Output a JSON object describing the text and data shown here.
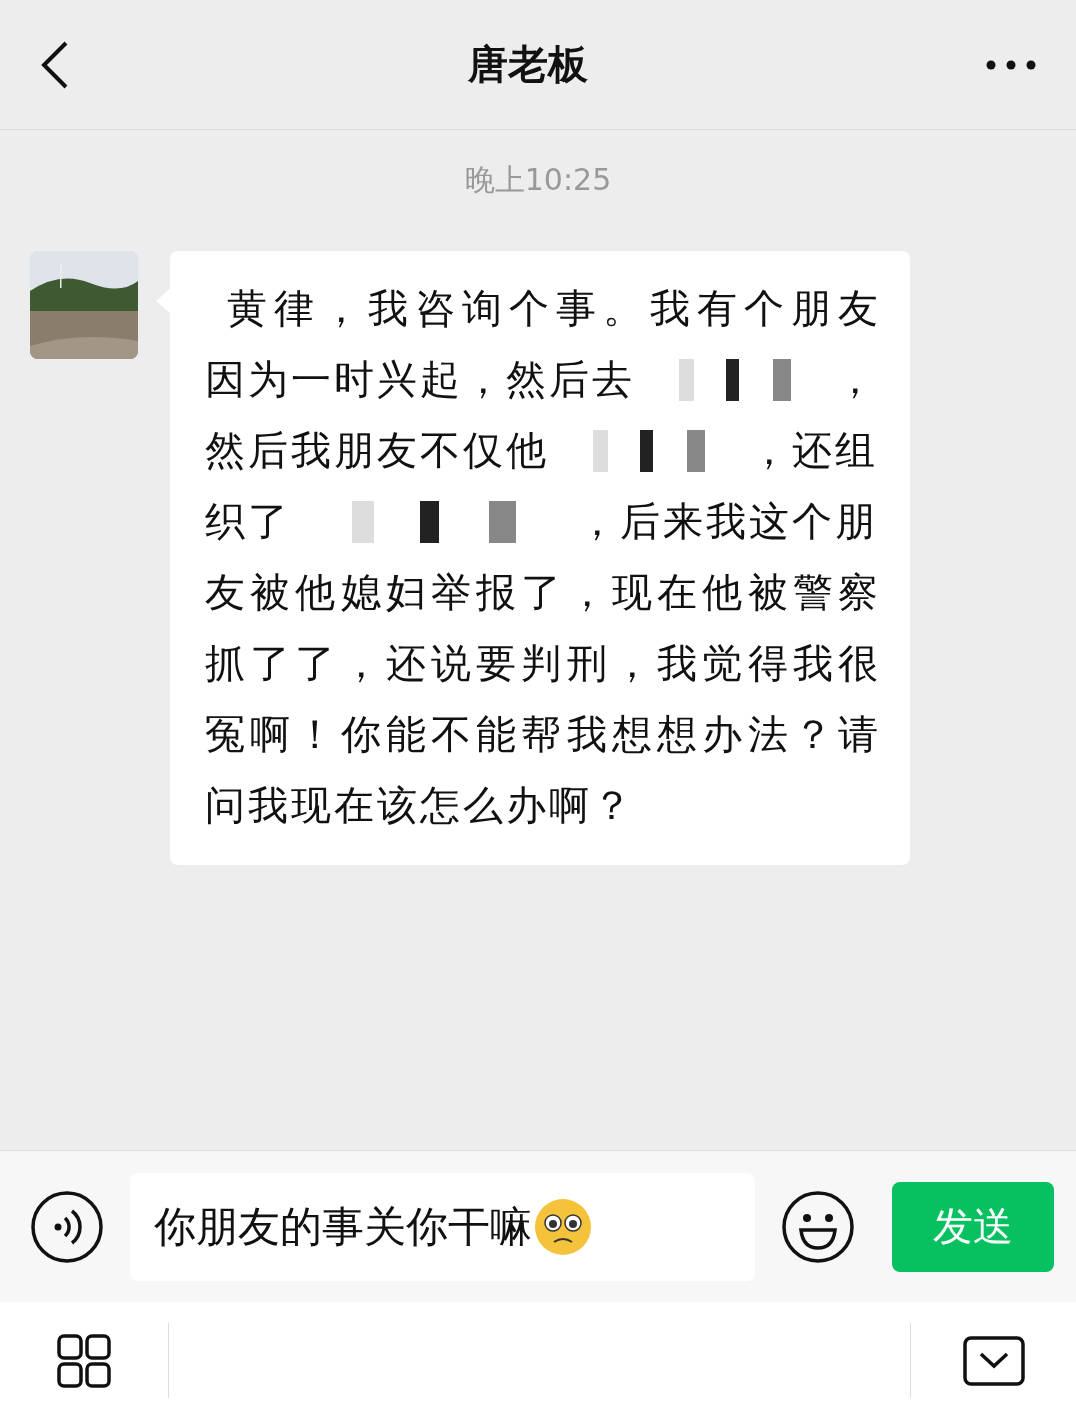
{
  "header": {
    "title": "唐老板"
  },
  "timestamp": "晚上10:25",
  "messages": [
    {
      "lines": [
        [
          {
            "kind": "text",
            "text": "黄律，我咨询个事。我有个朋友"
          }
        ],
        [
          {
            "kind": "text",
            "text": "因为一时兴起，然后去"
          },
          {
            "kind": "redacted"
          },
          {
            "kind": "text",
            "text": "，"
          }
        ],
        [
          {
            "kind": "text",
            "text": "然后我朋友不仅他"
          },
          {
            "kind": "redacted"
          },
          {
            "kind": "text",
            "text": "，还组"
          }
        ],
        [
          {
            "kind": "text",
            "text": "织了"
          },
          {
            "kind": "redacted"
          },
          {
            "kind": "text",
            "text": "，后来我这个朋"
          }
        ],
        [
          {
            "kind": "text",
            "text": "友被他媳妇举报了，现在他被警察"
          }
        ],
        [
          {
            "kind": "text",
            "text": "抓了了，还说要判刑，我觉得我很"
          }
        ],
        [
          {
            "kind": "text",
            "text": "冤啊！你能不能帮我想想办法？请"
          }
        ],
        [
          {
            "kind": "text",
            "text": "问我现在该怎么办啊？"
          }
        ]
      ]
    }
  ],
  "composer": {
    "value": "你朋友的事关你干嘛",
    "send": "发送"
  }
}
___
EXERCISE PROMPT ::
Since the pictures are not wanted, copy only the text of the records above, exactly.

EXERCISE RESPONSE ::
Output a JSON object describing the text and data shown here.
{
  "header": {
    "title": "唐老板"
  },
  "timestamp": "晚上10:25",
  "messages": [
    {
      "lines": [
        [
          {
            "kind": "text",
            "text": "黄律，我咨询个事。我有个朋友"
          }
        ],
        [
          {
            "kind": "text",
            "text": "因为一时兴起，然后去"
          },
          {
            "kind": "redacted"
          },
          {
            "kind": "text",
            "text": "，"
          }
        ],
        [
          {
            "kind": "text",
            "text": "然后我朋友不仅他"
          },
          {
            "kind": "redacted"
          },
          {
            "kind": "text",
            "text": "，还组"
          }
        ],
        [
          {
            "kind": "text",
            "text": "织了"
          },
          {
            "kind": "redacted"
          },
          {
            "kind": "text",
            "text": "，后来我这个朋"
          }
        ],
        [
          {
            "kind": "text",
            "text": "友被他媳妇举报了，现在他被警察"
          }
        ],
        [
          {
            "kind": "text",
            "text": "抓了了，还说要判刑，我觉得我很"
          }
        ],
        [
          {
            "kind": "text",
            "text": "冤啊！你能不能帮我想想办法？请"
          }
        ],
        [
          {
            "kind": "text",
            "text": "问我现在该怎么办啊？"
          }
        ]
      ]
    }
  ],
  "composer": {
    "value": "你朋友的事关你干嘛",
    "send": "发送"
  }
}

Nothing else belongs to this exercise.